Was there anything sort of left on the cutting room floor? Things you couldn't implement?
DG: Oh, I started off doing a 3D Choplifter. That was my first intent -- to make it 3D. And there were no vector graphics at the time. It was just raster, so I had to quit real really quickly on that score. Yeah, there was tons of stuff. Did you ever play Airheart or Typhoon Thompson?
No, I haven't, though I was going to ask about those. I never got around to it.
DG: They're also very similar. I had huge plans for all of them, and then, at some point, you just go, "Okay, what can we do in my lifetime?" Those actually were 3D games, and it was still in the raster world, and I was driving myself crazy trying to get that done.
So the only reason that I put that kind of energy into it is that, at that point, I was making too much money, and I didn't really have to worry about reality. Otherwise, I would have gone out on the 3D thing much earlier. Now, I'm just strictly in 3D, and I love 3D. I love everything about it. It's just really hard to make a game out of it.
This isn't the first revival of Choplifter you've been involved with. The other one was called Choplifter 3D.
DG: Well, I did have a deal to do a PC version of Choplifter with what was Spectrum HoloByte, and then MicroProse. It was sort of in the middle of the industry consolidation, so in the eight or nine months that the project lasted, I think the original project was bought and sold three different times. The companies were buying each other up, and at some point somebody decided, "We don't want this on our roster," and so the project was canceled.
It was a 3D version of Choplifter and we were a pretty far way into it. I don't know -- I think it would have been an amazing game, but it was not turning out like some people imagined it should. A lot of people imagined Choplifter as this war game, where things blow up, and you have scores for blowing things up, and we simply weren't doing that.
As one guy said at one point, "Wow, it's Choplifter!" I said, "Yeah. What were you expecting?" And what they were expecting was movies and lots of animated cutscenes, and lots of things exploding, and lots of scores -- just like every other war game that was out there, which I had no interest in doing at all. So there was some friction, at the point where there were a lot of middle managers involved. And the company kept changing. Eventually, the project, somebody decided that it wasn't what they were going to be doing with their company, and they wound up owning it, so they didn't do it.
Bringing that Choplifter aesthetic into the world of the late '90s, I guess, where there were these tried and true formulas.
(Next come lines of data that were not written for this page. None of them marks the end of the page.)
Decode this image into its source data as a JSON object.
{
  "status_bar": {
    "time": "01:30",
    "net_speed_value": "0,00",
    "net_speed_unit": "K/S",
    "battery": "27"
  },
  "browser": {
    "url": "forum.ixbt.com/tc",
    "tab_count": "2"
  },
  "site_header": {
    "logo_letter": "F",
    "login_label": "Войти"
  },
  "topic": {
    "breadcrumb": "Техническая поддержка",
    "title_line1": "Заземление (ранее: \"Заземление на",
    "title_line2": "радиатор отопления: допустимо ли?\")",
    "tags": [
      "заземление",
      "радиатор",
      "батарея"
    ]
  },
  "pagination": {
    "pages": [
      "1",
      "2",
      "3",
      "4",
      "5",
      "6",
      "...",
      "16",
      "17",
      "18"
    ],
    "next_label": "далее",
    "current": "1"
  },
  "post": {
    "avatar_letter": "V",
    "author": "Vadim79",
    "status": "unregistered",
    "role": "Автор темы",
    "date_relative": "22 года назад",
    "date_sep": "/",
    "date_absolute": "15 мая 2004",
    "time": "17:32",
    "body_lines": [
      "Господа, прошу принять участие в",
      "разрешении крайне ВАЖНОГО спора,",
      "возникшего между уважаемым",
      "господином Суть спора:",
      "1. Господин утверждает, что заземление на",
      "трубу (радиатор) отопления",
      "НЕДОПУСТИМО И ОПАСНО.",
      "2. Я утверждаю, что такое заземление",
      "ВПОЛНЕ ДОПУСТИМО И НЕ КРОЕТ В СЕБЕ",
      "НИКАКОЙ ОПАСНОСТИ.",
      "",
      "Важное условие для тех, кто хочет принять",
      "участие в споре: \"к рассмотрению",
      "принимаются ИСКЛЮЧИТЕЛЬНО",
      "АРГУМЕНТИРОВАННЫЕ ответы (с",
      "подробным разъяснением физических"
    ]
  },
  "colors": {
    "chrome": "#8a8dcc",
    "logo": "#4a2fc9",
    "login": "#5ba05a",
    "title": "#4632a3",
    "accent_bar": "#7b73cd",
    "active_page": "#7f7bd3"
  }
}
The people that were middle managers of these companies, I think a lot of them came from Pepsi, or they came from the ROTC. They were game players, but they knew what game players know. They weren't visionaries.
If there were visionaries in the company they were off in a boardroom, someplace, and they didn't even know what was going on with the development of the project. And that was a big problem with the larger companies. You had to delegate a lot of your visionary functionality to middle managers, and middle managers, they're not the visionaries of any company, unfortunately.
When I think of your video game career, I just tend to think of those three titles: Choplifter, Airheart, and Tycoon Thompson. But you did a little bit after Tycoon Thompson, right?
DG: Yeah, I've done other things with other game companies, working as a programmer for projects. Or mostly there were a lot of licensing deals at the time. What I wound up doing for a living was licensing deals, and I did that for a while, and then it just was really boring for me, so I moved to other things. But yeah, there were some LucasArts projects I got involved in.
There were little things for Electronic Arts, and so forth, and I did some conversions, too. I actually did one of the Prince of Persia conversions. So I took little jobs here and there, just to sort of move myself around. But mostly in terms of the game industry, it's just the games that I did as original titles. And I wouldn't cite any contribution I had to any team project that was memorable or exciting.
I don't know if you remember the selling numbers, but Choplifter was... Back in the day, VisiCalc was the only program that had mega sales on the Apple II, and what Choplifter did from an industry perspective, it that changed all that. Because it was the first game that came along and took the number one spot, and it did that for several years.
So at the point where Choplifter was doing that, there were a lot of companies going, "Oh, okay. It's time," and they all wanted to get in on the games market. And none of them had any idea how to do that, so there was a lot of what I call "stupid money" flying around.
People would literally walk up to me on the street and say, "I'll give you a million dollars to start a game company for me," and I would literally say, "You may as well give it to that guy laying in the gutter over there, as far as what you'll get from your money. You just don't understand what you're doing."
But companies were doing that all over the place, and a lot of people, their livelihood became getting money from these big companies that didn't know what to do with their money, but they really, really, really wanted to be in the games industry.